Return each line of the entries that holds the string "level".

━━━━━ Extracted material

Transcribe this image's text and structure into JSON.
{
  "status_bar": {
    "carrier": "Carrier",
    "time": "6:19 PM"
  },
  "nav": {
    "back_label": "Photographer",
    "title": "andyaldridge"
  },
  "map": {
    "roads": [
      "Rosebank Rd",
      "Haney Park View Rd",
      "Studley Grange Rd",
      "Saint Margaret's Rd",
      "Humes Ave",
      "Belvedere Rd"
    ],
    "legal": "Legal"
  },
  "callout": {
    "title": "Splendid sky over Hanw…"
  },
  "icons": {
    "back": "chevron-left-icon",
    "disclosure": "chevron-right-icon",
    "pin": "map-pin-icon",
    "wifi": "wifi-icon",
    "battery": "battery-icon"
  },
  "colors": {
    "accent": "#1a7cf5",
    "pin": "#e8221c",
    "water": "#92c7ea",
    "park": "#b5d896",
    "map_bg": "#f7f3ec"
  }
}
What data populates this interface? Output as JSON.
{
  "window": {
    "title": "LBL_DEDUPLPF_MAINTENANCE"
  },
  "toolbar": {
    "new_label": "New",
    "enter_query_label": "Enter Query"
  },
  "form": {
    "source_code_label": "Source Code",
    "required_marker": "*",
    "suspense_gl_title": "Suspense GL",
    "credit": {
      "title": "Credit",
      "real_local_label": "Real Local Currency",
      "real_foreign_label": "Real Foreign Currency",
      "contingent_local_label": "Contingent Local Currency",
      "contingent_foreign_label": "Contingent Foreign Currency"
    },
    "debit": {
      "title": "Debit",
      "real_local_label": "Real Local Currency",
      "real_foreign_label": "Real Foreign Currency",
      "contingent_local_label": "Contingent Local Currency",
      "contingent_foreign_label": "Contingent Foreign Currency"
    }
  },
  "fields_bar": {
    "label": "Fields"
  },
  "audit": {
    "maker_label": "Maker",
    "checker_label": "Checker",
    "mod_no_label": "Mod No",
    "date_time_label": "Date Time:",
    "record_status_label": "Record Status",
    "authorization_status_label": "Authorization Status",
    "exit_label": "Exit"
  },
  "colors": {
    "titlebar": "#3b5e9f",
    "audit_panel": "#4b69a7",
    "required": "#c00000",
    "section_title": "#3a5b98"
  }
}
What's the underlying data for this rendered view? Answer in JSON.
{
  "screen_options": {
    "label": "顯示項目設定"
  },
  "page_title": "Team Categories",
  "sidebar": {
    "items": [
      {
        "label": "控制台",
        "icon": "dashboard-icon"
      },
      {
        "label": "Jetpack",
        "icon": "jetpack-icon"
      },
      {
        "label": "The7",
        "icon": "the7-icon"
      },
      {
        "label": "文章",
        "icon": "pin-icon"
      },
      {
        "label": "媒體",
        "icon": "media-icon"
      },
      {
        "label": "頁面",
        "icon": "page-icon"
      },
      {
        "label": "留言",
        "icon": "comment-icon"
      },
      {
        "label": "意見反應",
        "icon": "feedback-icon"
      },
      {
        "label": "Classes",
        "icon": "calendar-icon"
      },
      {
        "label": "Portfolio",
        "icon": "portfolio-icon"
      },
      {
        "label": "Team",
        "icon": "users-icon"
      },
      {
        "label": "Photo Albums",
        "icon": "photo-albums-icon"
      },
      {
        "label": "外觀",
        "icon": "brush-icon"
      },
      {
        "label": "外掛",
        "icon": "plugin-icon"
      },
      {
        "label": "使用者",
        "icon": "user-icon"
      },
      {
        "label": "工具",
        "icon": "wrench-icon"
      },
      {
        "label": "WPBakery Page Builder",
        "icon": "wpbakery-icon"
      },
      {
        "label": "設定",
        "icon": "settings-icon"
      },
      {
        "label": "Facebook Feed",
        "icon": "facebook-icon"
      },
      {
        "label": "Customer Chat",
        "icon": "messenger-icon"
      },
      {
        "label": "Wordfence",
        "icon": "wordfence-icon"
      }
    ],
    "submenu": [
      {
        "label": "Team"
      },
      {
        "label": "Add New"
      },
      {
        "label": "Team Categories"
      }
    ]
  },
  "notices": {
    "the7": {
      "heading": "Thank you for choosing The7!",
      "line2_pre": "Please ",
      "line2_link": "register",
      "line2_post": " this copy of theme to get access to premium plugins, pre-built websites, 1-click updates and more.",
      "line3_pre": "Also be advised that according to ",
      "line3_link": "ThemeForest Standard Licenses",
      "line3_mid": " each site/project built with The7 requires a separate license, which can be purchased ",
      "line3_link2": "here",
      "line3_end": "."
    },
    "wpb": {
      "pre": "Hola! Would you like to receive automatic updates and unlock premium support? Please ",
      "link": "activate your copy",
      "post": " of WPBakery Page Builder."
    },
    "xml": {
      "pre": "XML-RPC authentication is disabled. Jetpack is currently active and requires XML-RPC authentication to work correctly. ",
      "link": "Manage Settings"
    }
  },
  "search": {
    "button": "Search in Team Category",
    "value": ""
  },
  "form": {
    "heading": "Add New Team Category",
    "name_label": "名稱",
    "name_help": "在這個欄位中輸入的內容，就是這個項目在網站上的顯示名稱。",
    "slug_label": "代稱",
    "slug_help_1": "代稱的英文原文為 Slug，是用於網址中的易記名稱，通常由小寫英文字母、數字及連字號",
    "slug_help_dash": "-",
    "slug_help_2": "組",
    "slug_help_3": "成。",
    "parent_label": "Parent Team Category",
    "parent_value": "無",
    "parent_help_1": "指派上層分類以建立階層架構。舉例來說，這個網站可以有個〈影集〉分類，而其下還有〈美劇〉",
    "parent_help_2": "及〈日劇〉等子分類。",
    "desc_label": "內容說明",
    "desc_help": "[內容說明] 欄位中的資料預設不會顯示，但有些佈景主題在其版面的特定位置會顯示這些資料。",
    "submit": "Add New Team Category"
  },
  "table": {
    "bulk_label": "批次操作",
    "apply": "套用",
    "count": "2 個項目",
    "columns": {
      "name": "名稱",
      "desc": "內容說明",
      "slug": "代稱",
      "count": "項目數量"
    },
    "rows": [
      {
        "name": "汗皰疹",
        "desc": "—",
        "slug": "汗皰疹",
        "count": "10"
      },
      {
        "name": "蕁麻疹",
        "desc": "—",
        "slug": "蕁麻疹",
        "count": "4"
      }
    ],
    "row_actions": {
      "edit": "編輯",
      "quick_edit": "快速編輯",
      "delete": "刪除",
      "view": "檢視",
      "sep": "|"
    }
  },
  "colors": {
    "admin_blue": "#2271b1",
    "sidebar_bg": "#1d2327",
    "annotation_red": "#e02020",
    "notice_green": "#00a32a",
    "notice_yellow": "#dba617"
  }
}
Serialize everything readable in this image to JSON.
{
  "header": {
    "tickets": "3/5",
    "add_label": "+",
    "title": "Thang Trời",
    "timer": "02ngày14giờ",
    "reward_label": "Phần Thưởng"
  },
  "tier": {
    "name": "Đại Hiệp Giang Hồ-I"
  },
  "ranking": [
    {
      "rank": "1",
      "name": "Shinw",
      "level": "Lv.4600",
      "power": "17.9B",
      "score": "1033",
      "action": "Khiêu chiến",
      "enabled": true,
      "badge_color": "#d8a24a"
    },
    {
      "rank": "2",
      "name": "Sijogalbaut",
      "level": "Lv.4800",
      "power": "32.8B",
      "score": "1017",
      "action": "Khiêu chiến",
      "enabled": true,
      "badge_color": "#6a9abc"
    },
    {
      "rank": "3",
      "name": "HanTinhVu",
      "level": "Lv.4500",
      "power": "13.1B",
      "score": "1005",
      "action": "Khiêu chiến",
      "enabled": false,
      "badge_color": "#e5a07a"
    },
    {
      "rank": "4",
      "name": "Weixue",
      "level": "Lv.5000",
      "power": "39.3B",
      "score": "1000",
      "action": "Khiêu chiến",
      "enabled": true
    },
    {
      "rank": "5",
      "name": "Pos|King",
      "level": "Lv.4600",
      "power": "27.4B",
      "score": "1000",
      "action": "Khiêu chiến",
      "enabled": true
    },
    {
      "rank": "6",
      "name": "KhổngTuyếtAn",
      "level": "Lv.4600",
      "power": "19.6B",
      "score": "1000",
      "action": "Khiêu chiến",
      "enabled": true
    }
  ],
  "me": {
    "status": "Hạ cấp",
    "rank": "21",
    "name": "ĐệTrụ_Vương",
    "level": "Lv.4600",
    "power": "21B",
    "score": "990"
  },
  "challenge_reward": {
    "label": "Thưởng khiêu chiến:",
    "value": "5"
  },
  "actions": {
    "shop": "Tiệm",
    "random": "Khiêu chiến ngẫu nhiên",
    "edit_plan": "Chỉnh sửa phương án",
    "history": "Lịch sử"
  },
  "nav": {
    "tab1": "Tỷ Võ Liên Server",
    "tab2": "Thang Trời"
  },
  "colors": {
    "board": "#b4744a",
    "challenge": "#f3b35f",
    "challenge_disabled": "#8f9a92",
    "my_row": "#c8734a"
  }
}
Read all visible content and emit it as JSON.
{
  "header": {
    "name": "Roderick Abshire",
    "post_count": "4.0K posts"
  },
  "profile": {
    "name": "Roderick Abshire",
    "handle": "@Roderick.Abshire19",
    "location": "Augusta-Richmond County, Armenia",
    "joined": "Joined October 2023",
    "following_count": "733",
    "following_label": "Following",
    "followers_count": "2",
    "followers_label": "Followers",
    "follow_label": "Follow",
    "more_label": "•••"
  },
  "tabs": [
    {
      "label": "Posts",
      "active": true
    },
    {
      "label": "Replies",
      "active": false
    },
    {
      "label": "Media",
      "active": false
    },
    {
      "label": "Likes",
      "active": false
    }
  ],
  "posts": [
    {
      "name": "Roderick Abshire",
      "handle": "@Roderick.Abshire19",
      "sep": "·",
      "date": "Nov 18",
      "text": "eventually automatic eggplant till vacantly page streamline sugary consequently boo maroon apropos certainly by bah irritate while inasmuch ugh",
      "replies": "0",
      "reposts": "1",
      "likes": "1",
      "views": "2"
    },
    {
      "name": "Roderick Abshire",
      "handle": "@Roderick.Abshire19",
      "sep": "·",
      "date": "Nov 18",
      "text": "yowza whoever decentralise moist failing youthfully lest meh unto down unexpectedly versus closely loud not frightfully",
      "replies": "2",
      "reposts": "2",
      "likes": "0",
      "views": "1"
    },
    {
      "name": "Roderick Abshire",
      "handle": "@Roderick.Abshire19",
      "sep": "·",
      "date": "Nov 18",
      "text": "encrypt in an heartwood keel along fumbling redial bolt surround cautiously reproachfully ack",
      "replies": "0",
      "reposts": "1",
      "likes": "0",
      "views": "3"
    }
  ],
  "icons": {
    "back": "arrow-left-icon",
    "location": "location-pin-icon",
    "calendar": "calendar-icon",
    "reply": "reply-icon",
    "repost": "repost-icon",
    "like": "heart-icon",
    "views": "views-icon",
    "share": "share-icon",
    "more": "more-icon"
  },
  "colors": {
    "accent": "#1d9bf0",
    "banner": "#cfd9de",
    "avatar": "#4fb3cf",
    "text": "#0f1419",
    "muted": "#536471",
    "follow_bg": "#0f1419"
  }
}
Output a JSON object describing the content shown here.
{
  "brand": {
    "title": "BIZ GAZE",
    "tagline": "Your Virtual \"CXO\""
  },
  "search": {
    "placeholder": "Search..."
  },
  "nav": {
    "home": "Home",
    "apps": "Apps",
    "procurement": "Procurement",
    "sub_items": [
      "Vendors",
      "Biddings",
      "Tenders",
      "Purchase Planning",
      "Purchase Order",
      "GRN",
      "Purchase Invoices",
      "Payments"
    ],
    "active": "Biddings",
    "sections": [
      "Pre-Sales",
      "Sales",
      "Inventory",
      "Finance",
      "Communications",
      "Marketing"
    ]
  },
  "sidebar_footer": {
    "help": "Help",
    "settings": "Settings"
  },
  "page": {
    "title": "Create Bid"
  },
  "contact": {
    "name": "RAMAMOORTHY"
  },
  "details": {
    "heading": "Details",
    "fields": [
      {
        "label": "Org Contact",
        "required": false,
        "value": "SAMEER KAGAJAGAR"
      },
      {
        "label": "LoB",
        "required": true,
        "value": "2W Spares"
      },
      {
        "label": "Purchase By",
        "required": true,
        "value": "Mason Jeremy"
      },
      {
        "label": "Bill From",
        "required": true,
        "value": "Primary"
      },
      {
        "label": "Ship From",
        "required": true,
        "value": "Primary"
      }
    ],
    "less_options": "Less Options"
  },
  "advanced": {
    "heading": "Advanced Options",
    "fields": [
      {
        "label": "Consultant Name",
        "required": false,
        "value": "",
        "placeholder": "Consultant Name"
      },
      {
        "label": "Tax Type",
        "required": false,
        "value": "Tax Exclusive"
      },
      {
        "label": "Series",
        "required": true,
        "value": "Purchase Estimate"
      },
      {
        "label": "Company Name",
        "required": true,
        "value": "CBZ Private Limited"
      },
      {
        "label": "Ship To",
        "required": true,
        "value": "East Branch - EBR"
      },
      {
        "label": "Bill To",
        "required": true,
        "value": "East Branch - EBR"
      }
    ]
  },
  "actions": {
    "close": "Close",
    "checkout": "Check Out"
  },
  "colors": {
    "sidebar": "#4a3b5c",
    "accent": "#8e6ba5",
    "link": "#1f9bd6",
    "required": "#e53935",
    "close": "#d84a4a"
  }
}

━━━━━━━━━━

▶ **Written answer**:
      "level": "Lv.4600",
      "level": "Lv.4800",
      "level": "Lv.4500",
      "level": "Lv.5000",
      "level": "Lv.4600",
      "level": "Lv.4600",
    "level": "Lv.4600",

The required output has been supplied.